The New York Times, proud of its centuries-long tradition of reporting on "trends" years after their expiration dates, was contemplating what to cover in July 2007. The up-and-coming Lower East Side? Nah, better wait five years. The East Coast-West Coast … Read More
The New York Times, proud of its centuries-long tradition of reporting on "trends" years after their expiration dates, was contemplating what to cover in July 2007. The up-and-coming Lower East Side? Nah, better wait five years. The East Coast-West Coast hip hop rivalry? That could be good. How about that new personal computing trend of using so-called "floppy disks" to store kilobytes of information from the computer? Genius! But in the end, the Paper of Record bought a ticket abroad to see what life was like for Jews in post-Jewish Eastern Europe. Thus it came up with a piece on Krakow's Festival of Jewish Culture, citing a phenomenon as "beginning" when it's been happening for almost two decades. The article could easily have been written in 1995. In fact, it sort of was. Here's The New York Times, July 12, 2007:
KRAKOW, Poland — There is a curious thing happening in this old country, scarred by Nazi death camps, raked by pogroms and blanketed by numbing Soviet sterility: Jewish culture is beginning to flourish again. "Jewish style" restaurants are serving up platters of pirogis, klezmer bands are playing plaintive Oriental melodies, derelict synagogues are gradually being restored. Every June, a festival of Jewish culture here draws thousands of people to sing Jewish songs and dance Jewish dances. The only thing missing, really, are Jews. … with relatively few Jews, Jewish culture in Poland is being embraced and promoted by the young and the fashionable. …"You cannot have genocide and then have people live as if everything is normal," said Konstanty Gebert, founder of a Polish-Jewish monthly, Midrasz. "It's like when you lose a limb. Poland is suffering from Jewish phantom pain."
Here's The International Herald Tribune, July 17, 1995:
… Throughout the festival week, the old Jewish quarter, Kazimierz, and other parts of the city were the scene of concerts, theatrical performances, exhibitions, films, street happenings and workshops rooted in Jewish heritage. … The irony of staging a Jewish festival for a predominantly non-Jewish audience, in what essentially is a Jewish ghost town, has been apparent from the beginning. … In addition, chic new Jewish style restaurants, cafes, bookstores, and galleries have been opened.

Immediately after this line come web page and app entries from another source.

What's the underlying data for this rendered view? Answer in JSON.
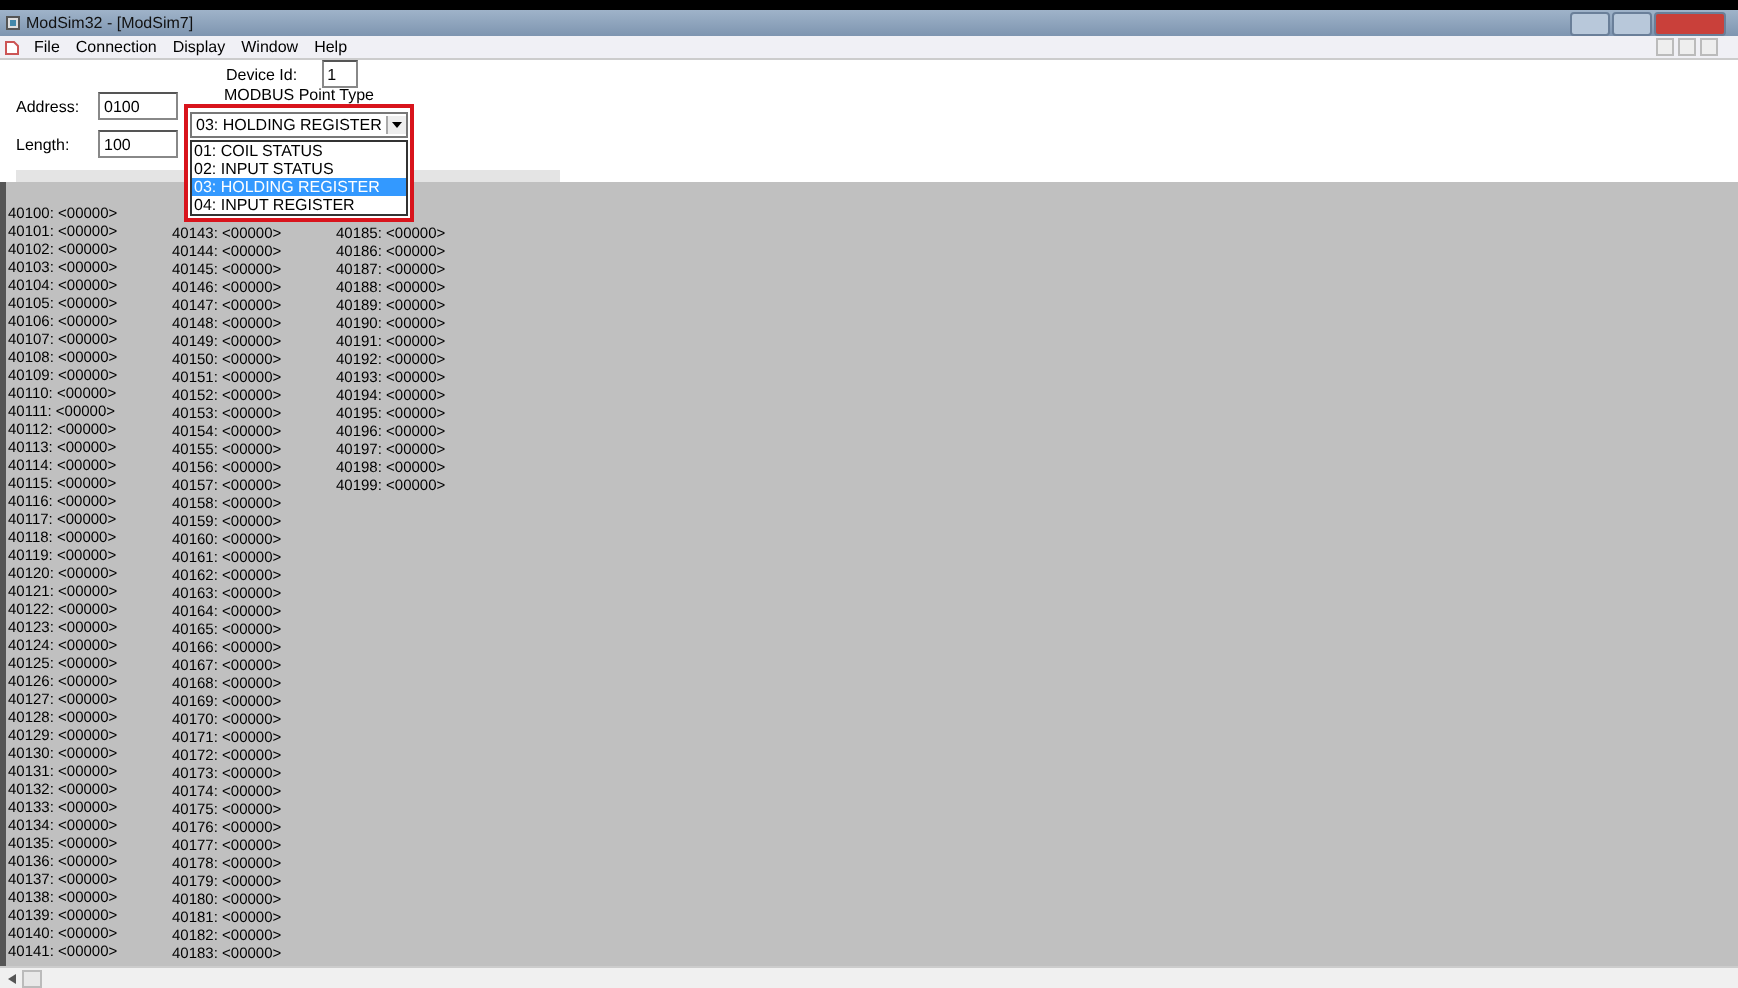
{
  "window": {
    "title": "ModSim32 - [ModSim7]"
  },
  "menu": [
    "File",
    "Connection",
    "Display",
    "Window",
    "Help"
  ],
  "device_id": {
    "label": "Device Id:",
    "value": "1"
  },
  "address": {
    "label": "Address:",
    "value": "0100"
  },
  "length": {
    "label": "Length:",
    "value": "100"
  },
  "point_type": {
    "label": "MODBUS Point Type",
    "value": "03: HOLDING REGISTER",
    "expanded": true,
    "options": [
      {
        "label": "01: COIL STATUS",
        "selected": false
      },
      {
        "label": "02: INPUT STATUS",
        "selected": false
      },
      {
        "label": "03: HOLDING REGISTER",
        "selected": true
      },
      {
        "label": "04: INPUT REGISTER",
        "selected": false
      }
    ]
  },
  "registers": [
    [
      "40100: <00000>",
      "40101: <00000>",
      "40102: <00000>",
      "40103: <00000>",
      "40104: <00000>",
      "40105: <00000>",
      "40106: <00000>",
      "40107: <00000>",
      "40108: <00000>",
      "40109: <00000>",
      "40110: <00000>",
      "40111: <00000>",
      "40112: <00000>",
      "40113: <00000>",
      "40114: <00000>",
      "40115: <00000>",
      "40116: <00000>",
      "40117: <00000>",
      "40118: <00000>",
      "40119: <00000>",
      "40120: <00000>",
      "40121: <00000>",
      "40122: <00000>",
      "40123: <00000>",
      "40124: <00000>",
      "40125: <00000>",
      "40126: <00000>",
      "40127: <00000>",
      "40128: <00000>",
      "40129: <00000>",
      "40130: <00000>",
      "40131: <00000>",
      "40132: <00000>",
      "40133: <00000>",
      "40134: <00000>",
      "40135: <00000>",
      "40136: <00000>",
      "40137: <00000>",
      "40138: <00000>",
      "40139: <00000>",
      "40140: <00000>",
      "40141: <00000>"
    ],
    [
      "40143: <00000>",
      "40144: <00000>",
      "40145: <00000>",
      "40146: <00000>",
      "40147: <00000>",
      "40148: <00000>",
      "40149: <00000>",
      "40150: <00000>",
      "40151: <00000>",
      "40152: <00000>",
      "40153: <00000>",
      "40154: <00000>",
      "40155: <00000>",
      "40156: <00000>",
      "40157: <00000>",
      "40158: <00000>",
      "40159: <00000>",
      "40160: <00000>",
      "40161: <00000>",
      "40162: <00000>",
      "40163: <00000>",
      "40164: <00000>",
      "40165: <00000>",
      "40166: <00000>",
      "40167: <00000>",
      "40168: <00000>",
      "40169: <00000>",
      "40170: <00000>",
      "40171: <00000>",
      "40172: <00000>",
      "40173: <00000>",
      "40174: <00000>",
      "40175: <00000>",
      "40176: <00000>",
      "40177: <00000>",
      "40178: <00000>",
      "40179: <00000>",
      "40180: <00000>",
      "40181: <00000>",
      "40182: <00000>",
      "40183: <00000>"
    ],
    [
      "40185: <00000>",
      "40186: <00000>",
      "40187: <00000>",
      "40188: <00000>",
      "40189: <00000>",
      "40190: <00000>",
      "40191: <00000>",
      "40192: <00000>",
      "40193: <00000>",
      "40194: <00000>",
      "40195: <00000>",
      "40196: <00000>",
      "40197: <00000>",
      "40198: <00000>",
      "40199: <00000>"
    ]
  ]
}
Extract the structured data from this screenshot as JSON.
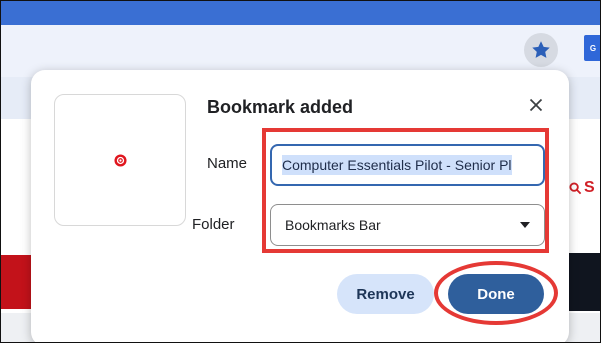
{
  "browser": {
    "star_icon": "star-icon",
    "google_tab_label": "G",
    "page_search_glyph": "S"
  },
  "dialog": {
    "title": "Bookmark added",
    "close_icon": "close-icon",
    "favicon_icon": "site-favicon",
    "name_label": "Name",
    "name_value": "Computer Essentials Pilot - Senior Pl",
    "folder_label": "Folder",
    "folder_value": "Bookmarks Bar",
    "remove_label": "Remove",
    "done_label": "Done"
  },
  "colors": {
    "highlight": "#e53935",
    "done_button": "#2f5f9c",
    "remove_button": "#d6e4fa",
    "input_focus": "#3467b0"
  }
}
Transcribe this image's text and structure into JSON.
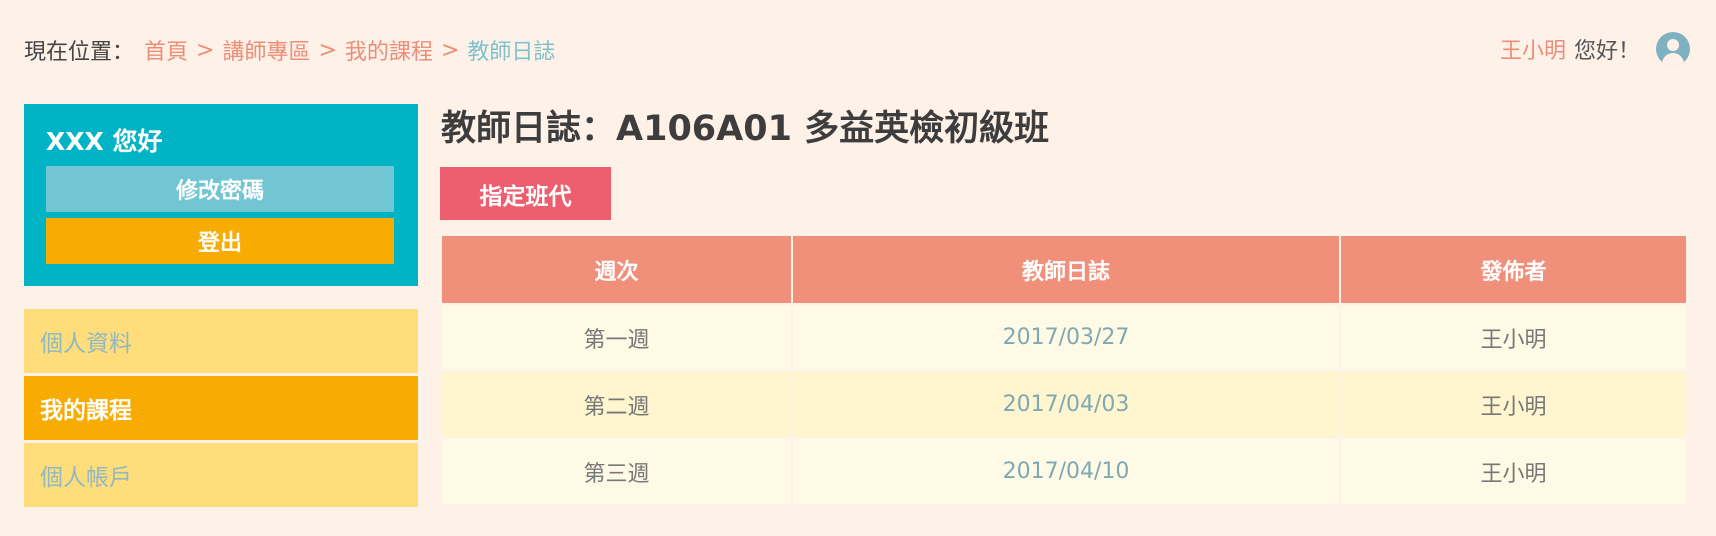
{
  "breadcrumb": {
    "prefix": "現在位置：",
    "items": [
      "首頁",
      "講師專區",
      "我的課程",
      "教師日誌"
    ],
    "separator": ">"
  },
  "header": {
    "user_name": "王小明",
    "greeting_suffix": "您好！",
    "avatar_icon": "user-avatar-icon"
  },
  "sidebar": {
    "welcome": "XXX 您好",
    "change_password_label": "修改密碼",
    "logout_label": "登出",
    "menu": [
      {
        "label": "個人資料",
        "active": false
      },
      {
        "label": "我的課程",
        "active": true
      },
      {
        "label": "個人帳戶",
        "active": false
      }
    ]
  },
  "main": {
    "title": "教師日誌：A106A01 多益英檢初級班",
    "assign_button_label": "指定班代",
    "table": {
      "headers": [
        "週次",
        "教師日誌",
        "發佈者"
      ],
      "rows": [
        {
          "week": "第一週",
          "date": "2017/03/27",
          "publisher": "王小明"
        },
        {
          "week": "第二週",
          "date": "2017/04/03",
          "publisher": "王小明"
        },
        {
          "week": "第三週",
          "date": "2017/04/10",
          "publisher": "王小明"
        }
      ]
    }
  },
  "colors": {
    "background": "#fef1e8",
    "accent_teal": "#00b3c5",
    "accent_orange": "#f8ab00",
    "accent_coral": "#f0907b",
    "accent_red": "#ed5f6e"
  }
}
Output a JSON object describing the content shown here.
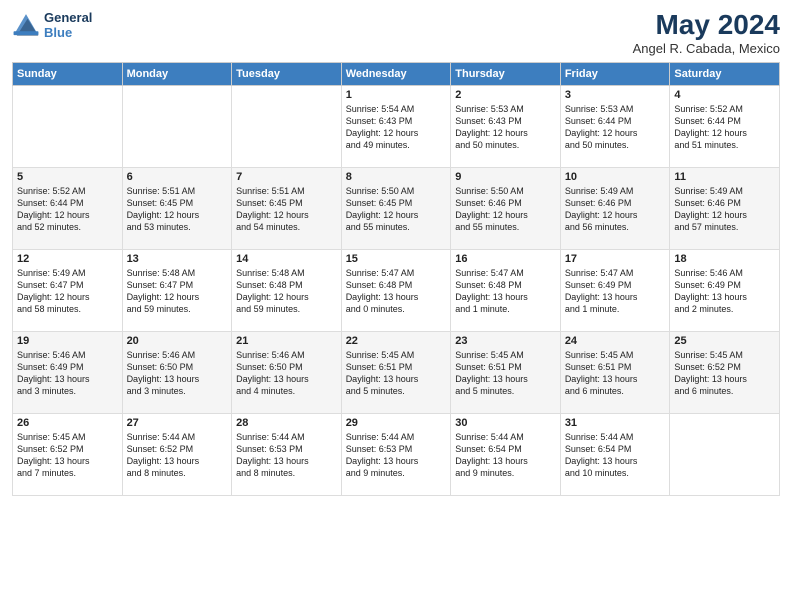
{
  "logo": {
    "line1": "General",
    "line2": "Blue"
  },
  "title": "May 2024",
  "subtitle": "Angel R. Cabada, Mexico",
  "days_of_week": [
    "Sunday",
    "Monday",
    "Tuesday",
    "Wednesday",
    "Thursday",
    "Friday",
    "Saturday"
  ],
  "weeks": [
    [
      {
        "day": "",
        "info": ""
      },
      {
        "day": "",
        "info": ""
      },
      {
        "day": "",
        "info": ""
      },
      {
        "day": "1",
        "info": "Sunrise: 5:54 AM\nSunset: 6:43 PM\nDaylight: 12 hours\nand 49 minutes."
      },
      {
        "day": "2",
        "info": "Sunrise: 5:53 AM\nSunset: 6:43 PM\nDaylight: 12 hours\nand 50 minutes."
      },
      {
        "day": "3",
        "info": "Sunrise: 5:53 AM\nSunset: 6:44 PM\nDaylight: 12 hours\nand 50 minutes."
      },
      {
        "day": "4",
        "info": "Sunrise: 5:52 AM\nSunset: 6:44 PM\nDaylight: 12 hours\nand 51 minutes."
      }
    ],
    [
      {
        "day": "5",
        "info": "Sunrise: 5:52 AM\nSunset: 6:44 PM\nDaylight: 12 hours\nand 52 minutes."
      },
      {
        "day": "6",
        "info": "Sunrise: 5:51 AM\nSunset: 6:45 PM\nDaylight: 12 hours\nand 53 minutes."
      },
      {
        "day": "7",
        "info": "Sunrise: 5:51 AM\nSunset: 6:45 PM\nDaylight: 12 hours\nand 54 minutes."
      },
      {
        "day": "8",
        "info": "Sunrise: 5:50 AM\nSunset: 6:45 PM\nDaylight: 12 hours\nand 55 minutes."
      },
      {
        "day": "9",
        "info": "Sunrise: 5:50 AM\nSunset: 6:46 PM\nDaylight: 12 hours\nand 55 minutes."
      },
      {
        "day": "10",
        "info": "Sunrise: 5:49 AM\nSunset: 6:46 PM\nDaylight: 12 hours\nand 56 minutes."
      },
      {
        "day": "11",
        "info": "Sunrise: 5:49 AM\nSunset: 6:46 PM\nDaylight: 12 hours\nand 57 minutes."
      }
    ],
    [
      {
        "day": "12",
        "info": "Sunrise: 5:49 AM\nSunset: 6:47 PM\nDaylight: 12 hours\nand 58 minutes."
      },
      {
        "day": "13",
        "info": "Sunrise: 5:48 AM\nSunset: 6:47 PM\nDaylight: 12 hours\nand 59 minutes."
      },
      {
        "day": "14",
        "info": "Sunrise: 5:48 AM\nSunset: 6:48 PM\nDaylight: 12 hours\nand 59 minutes."
      },
      {
        "day": "15",
        "info": "Sunrise: 5:47 AM\nSunset: 6:48 PM\nDaylight: 13 hours\nand 0 minutes."
      },
      {
        "day": "16",
        "info": "Sunrise: 5:47 AM\nSunset: 6:48 PM\nDaylight: 13 hours\nand 1 minute."
      },
      {
        "day": "17",
        "info": "Sunrise: 5:47 AM\nSunset: 6:49 PM\nDaylight: 13 hours\nand 1 minute."
      },
      {
        "day": "18",
        "info": "Sunrise: 5:46 AM\nSunset: 6:49 PM\nDaylight: 13 hours\nand 2 minutes."
      }
    ],
    [
      {
        "day": "19",
        "info": "Sunrise: 5:46 AM\nSunset: 6:49 PM\nDaylight: 13 hours\nand 3 minutes."
      },
      {
        "day": "20",
        "info": "Sunrise: 5:46 AM\nSunset: 6:50 PM\nDaylight: 13 hours\nand 3 minutes."
      },
      {
        "day": "21",
        "info": "Sunrise: 5:46 AM\nSunset: 6:50 PM\nDaylight: 13 hours\nand 4 minutes."
      },
      {
        "day": "22",
        "info": "Sunrise: 5:45 AM\nSunset: 6:51 PM\nDaylight: 13 hours\nand 5 minutes."
      },
      {
        "day": "23",
        "info": "Sunrise: 5:45 AM\nSunset: 6:51 PM\nDaylight: 13 hours\nand 5 minutes."
      },
      {
        "day": "24",
        "info": "Sunrise: 5:45 AM\nSunset: 6:51 PM\nDaylight: 13 hours\nand 6 minutes."
      },
      {
        "day": "25",
        "info": "Sunrise: 5:45 AM\nSunset: 6:52 PM\nDaylight: 13 hours\nand 6 minutes."
      }
    ],
    [
      {
        "day": "26",
        "info": "Sunrise: 5:45 AM\nSunset: 6:52 PM\nDaylight: 13 hours\nand 7 minutes."
      },
      {
        "day": "27",
        "info": "Sunrise: 5:44 AM\nSunset: 6:52 PM\nDaylight: 13 hours\nand 8 minutes."
      },
      {
        "day": "28",
        "info": "Sunrise: 5:44 AM\nSunset: 6:53 PM\nDaylight: 13 hours\nand 8 minutes."
      },
      {
        "day": "29",
        "info": "Sunrise: 5:44 AM\nSunset: 6:53 PM\nDaylight: 13 hours\nand 9 minutes."
      },
      {
        "day": "30",
        "info": "Sunrise: 5:44 AM\nSunset: 6:54 PM\nDaylight: 13 hours\nand 9 minutes."
      },
      {
        "day": "31",
        "info": "Sunrise: 5:44 AM\nSunset: 6:54 PM\nDaylight: 13 hours\nand 10 minutes."
      },
      {
        "day": "",
        "info": ""
      }
    ]
  ]
}
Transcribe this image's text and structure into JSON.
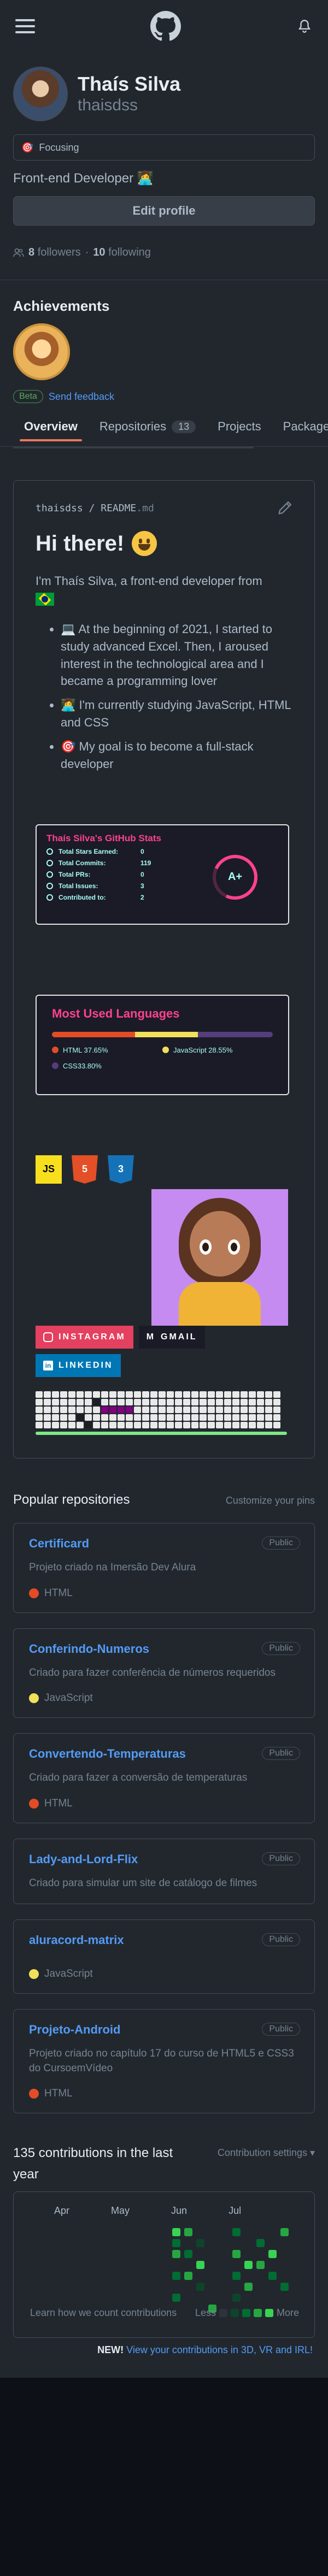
{
  "header": {
    "menu_icon": "hamburger-icon",
    "logo_icon": "github-logo-icon",
    "bell_icon": "bell-icon"
  },
  "profile": {
    "full_name": "Thaís Silva",
    "username": "thaisdss",
    "status_emoji": "🎯",
    "status": "Focusing",
    "bio": "Front-end Developer",
    "bio_emoji": "👩‍💻",
    "edit_label": "Edit profile",
    "followers_count": "8",
    "followers_label": "followers",
    "separator": "·",
    "following_count": "10",
    "following_label": "following"
  },
  "achievements": {
    "title": "Achievements",
    "beta": "Beta",
    "feedback": "Send feedback"
  },
  "tabs": [
    {
      "label": "Overview"
    },
    {
      "label": "Repositories",
      "count": "13"
    },
    {
      "label": "Projects"
    },
    {
      "label": "Packages"
    }
  ],
  "readme": {
    "user": "thaisdss",
    "sep": "/",
    "file": "README",
    "ext": ".md",
    "greeting": "Hi there!",
    "intro": "I'm Thaís Silva, a front-end developer from",
    "bullets": [
      {
        "emoji": "💻",
        "text": "At the beginning of 2021, I started to study advanced Excel. Then, I aroused interest in the technological area and I became a programming lover"
      },
      {
        "emoji": "👩‍💻",
        "text": "I'm currently studying JavaScript, HTML and CSS"
      },
      {
        "emoji": "🎯",
        "text": "My goal is to become a full-stack developer"
      }
    ],
    "stats": {
      "title": "Thaís Silva's GitHub Stats",
      "rows": [
        {
          "label": "Total Stars Earned:",
          "value": "0"
        },
        {
          "label": "Total Commits:",
          "value": "119"
        },
        {
          "label": "Total PRs:",
          "value": "0"
        },
        {
          "label": "Total Issues:",
          "value": "3"
        },
        {
          "label": "Contributed to:",
          "value": "2"
        }
      ],
      "grade": "A+"
    },
    "languages": {
      "title": "Most Used Languages",
      "items": [
        {
          "name": "HTML 37.65%",
          "pct": 37.65,
          "color": "#e34c26"
        },
        {
          "name": "JavaScript 28.55%",
          "pct": 28.55,
          "color": "#f1e05a"
        },
        {
          "name": "CSS33.80%",
          "pct": 33.8,
          "color": "#563d7c"
        }
      ]
    },
    "tech": [
      {
        "label": "JS",
        "bg": "#f7df1e",
        "fg": "#000000"
      },
      {
        "label": "5",
        "bg": "#e34f26",
        "fg": "#ffffff"
      },
      {
        "label": "3",
        "bg": "#1572b6",
        "fg": "#ffffff"
      }
    ],
    "socials": [
      {
        "label": "INSTAGRAM",
        "bg": "#e4405f"
      },
      {
        "label": "GMAIL",
        "bg": "#1a1b27"
      },
      {
        "label": "LINKEDIN",
        "bg": "#0077b5"
      }
    ]
  },
  "popular": {
    "title": "Popular repositories",
    "customize": "Customize your pins",
    "repos": [
      {
        "name": "Certificard",
        "visibility": "Public",
        "desc": "Projeto criado na Imersão Dev Alura",
        "lang": "HTML",
        "color": "#e34c26"
      },
      {
        "name": "Conferindo-Numeros",
        "visibility": "Public",
        "desc": "Criado para fazer conferência de números requeridos",
        "lang": "JavaScript",
        "color": "#f1e05a"
      },
      {
        "name": "Convertendo-Temperaturas",
        "visibility": "Public",
        "desc": "Criado para fazer a conversão de temperaturas",
        "lang": "HTML",
        "color": "#e34c26"
      },
      {
        "name": "Lady-and-Lord-Flix",
        "visibility": "Public",
        "desc": "Criado para simular um site de catálogo de filmes",
        "lang": "",
        "color": ""
      },
      {
        "name": "aluracord-matrix",
        "visibility": "Public",
        "desc": "",
        "lang": "JavaScript",
        "color": "#f1e05a"
      },
      {
        "name": "Projeto-Android",
        "visibility": "Public",
        "desc": "Projeto criado no capítulo 17 do curso de HTML5 e CSS3 do CursoemVídeo",
        "lang": "HTML",
        "color": "#e34c26"
      }
    ]
  },
  "contributions": {
    "title": "135 contributions in the last year",
    "settings": "Contribution settings ▾",
    "months": [
      "Apr",
      "May",
      "Jun",
      "Jul"
    ],
    "learn": "Learn how we count contributions",
    "less": "Less",
    "more": "More",
    "new_label": "NEW!",
    "new_link": "View your contributions in 3D, VR and IRL!",
    "legend_colors": [
      "#2d333b",
      "#0e4429",
      "#006d32",
      "#26a641",
      "#39d353"
    ]
  }
}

There is a new Jewish Culture Center, and a local travel agency specializes in tours of sites related to Steven Spielberg's movie "Schindler's List," which was shot in Krakow. …fascination with the Jewish world destroyed by the Holocaust has grown among many non-Jews in the region. New Jewish museums, study programs and seminars abound, and Jewish books proliferate even in countries where few Jews remain. … It's as if the vacuum created by the Holocaust physically demands to be filled — whether or not there are Jews to fill it.
Next up, The Times plans to send a reporter to Afghanistan to report on the growing use of "Mujahideen" to combat Soviet troops.